Ralph L Holloway (firstname.lastname@example.org)
Mon, 5 Jun 1995 21:42:49 -0400
Harry sure does remind me of my graduate days at berkeley in the '60's.
Gorillas coming down to the ground to escape predators. Just how many
instances have you seen of this action? How much do gorillas weigh? Why
would they be so stupid as to brachiate away in fear through the trees
when they can place their 600 pounds on the ground and intimidate just
about any other animal besides ourselves. As for Oxnard, whom I deeply
respect, his analysis is probably based on some multiple discriminant or
componet analysis, which isn't really evidence but is a technique (or
set of them ) used to shore up an hypothesis or an interpretation.
SAgain, the question is Harry's attribution of a set of terrestrial
adaptations more evolved than in Australos (graciles too) and Homo
habilis. Knuckle walking is surely one adaptation to a terrestrial
habitat, but so is bipedalism, and it stretches the meaning of either of
these different adaptations to call one more terrestrial than the other.
There is no evidence to get the Nariokotome youth derived from KNM-ER
1470. Maybe from H. ergaster, but those are rather contemporaneous with
15000. And for OH62, it would be neat if we had some decent cranial
evidence with it. Limb proportions from fragmented postcranials are not
the soundest evidence, given that we lack any real knowledge of such
variation 1.8 million years ago. An can all of the stress analyses done
only come up with climbing as the what is being adapted to? Would
dragging carcasses around provide the same stress patterns? What else
was around to make those footprints at Laetoli? Sasquatch? Finally, all
of observations of chimps and gorillas are on animals living in (now)
protected enclaves, and it is likely that their distribution over the
past few millions of years has been far more extensive and within an
arborial ecological niche far less broken than now (IMHO). Nevertheless,
that we debate these points is excellent, and shows just how weak the
fossil evidence, as well as much of our functional analyses. Lets keep
On 5 Jun 1995, HARRY R. ERWIN wrote:
> Oxnard, Order of Man, Yale University Press and University of Hongkong
> Press, 1983. AL-288 and OH-62 both have hands more adapted to climbing (in
> terms of stress analysis) than Pan and Gorilla. It's also of interest that

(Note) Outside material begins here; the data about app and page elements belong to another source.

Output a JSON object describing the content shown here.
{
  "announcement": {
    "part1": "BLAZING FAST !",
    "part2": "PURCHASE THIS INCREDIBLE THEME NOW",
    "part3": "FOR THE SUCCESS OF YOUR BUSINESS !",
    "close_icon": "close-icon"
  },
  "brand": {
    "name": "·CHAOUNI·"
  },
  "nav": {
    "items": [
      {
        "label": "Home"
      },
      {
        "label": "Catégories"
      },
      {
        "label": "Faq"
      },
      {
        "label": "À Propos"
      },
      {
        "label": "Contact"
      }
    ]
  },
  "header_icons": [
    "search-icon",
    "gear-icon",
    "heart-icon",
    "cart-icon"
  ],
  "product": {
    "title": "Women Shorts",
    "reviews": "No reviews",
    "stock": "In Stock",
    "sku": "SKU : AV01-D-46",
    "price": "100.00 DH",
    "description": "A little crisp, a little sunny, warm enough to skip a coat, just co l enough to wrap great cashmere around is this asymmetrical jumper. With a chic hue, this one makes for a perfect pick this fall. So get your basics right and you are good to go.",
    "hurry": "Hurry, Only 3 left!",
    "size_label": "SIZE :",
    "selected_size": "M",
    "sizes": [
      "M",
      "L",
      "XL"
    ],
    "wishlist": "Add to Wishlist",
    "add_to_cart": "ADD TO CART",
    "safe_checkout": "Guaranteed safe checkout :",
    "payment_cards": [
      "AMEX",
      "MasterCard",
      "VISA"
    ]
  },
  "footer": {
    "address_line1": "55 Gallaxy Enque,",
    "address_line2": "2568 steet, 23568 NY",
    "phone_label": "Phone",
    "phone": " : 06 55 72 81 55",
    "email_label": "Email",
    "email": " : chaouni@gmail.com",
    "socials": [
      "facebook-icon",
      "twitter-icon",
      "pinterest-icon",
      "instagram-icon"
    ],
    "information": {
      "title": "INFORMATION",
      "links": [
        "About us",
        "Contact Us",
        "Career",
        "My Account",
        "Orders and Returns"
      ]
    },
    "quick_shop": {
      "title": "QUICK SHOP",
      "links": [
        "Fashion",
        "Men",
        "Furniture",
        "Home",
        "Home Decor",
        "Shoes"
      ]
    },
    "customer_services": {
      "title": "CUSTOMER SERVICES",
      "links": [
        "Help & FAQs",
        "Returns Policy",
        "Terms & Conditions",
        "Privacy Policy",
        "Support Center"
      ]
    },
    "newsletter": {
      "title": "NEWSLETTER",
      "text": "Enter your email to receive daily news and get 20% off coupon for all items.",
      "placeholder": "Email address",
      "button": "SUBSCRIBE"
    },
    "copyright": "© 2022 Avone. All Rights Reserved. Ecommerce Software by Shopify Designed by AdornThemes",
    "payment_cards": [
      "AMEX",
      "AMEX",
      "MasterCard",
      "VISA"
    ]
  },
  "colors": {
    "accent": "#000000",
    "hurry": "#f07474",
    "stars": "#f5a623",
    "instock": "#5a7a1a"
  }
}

> the Mountain Gorilla climbs _down_ to the ground and takes off
> cross-country when threatened. As I indicated, that's hardly the behavior
> of an arboreal animal. My guess is that terrestrialism is a consequence of
> KNM-ER 15000 is certainly the turd in the punchbowl. Except for the brain
> size (and a few details), he might fit in fairly well with the current
> population of the area. His ancestry, though, is unclear. H. rudolfensis
> (1470)? Maybe, but he doesn't fit in with most of the habilines.
> The problem with H. habilis is that the only well-known skeleton is
> OH-62, which has an inter-memb. ratio of 0.95 (about equal to the low end
> of Pan) and hands adapted for minimizing stress while climbing. (This is
> more adaptive than what is seen in Pan!) The knees are OK for a biped. The
> elbows of 3735 are braced against dislocation. Even more so for A.
> afarensis (except AL333 and AL333-w series) and A. africanus. See Senut
> and Tardieu in Ancestors.
> handle suspensory forces. Perhaps P/G are more arboreal than the gracials
> were, but that would imply that the selective forces on P/G in terrestrial
> mode are much greater than the selective forces on P/G in the arboreal
> mode, and the reverse for the gracials. I can buy that, I suppose, but
> with difficulty.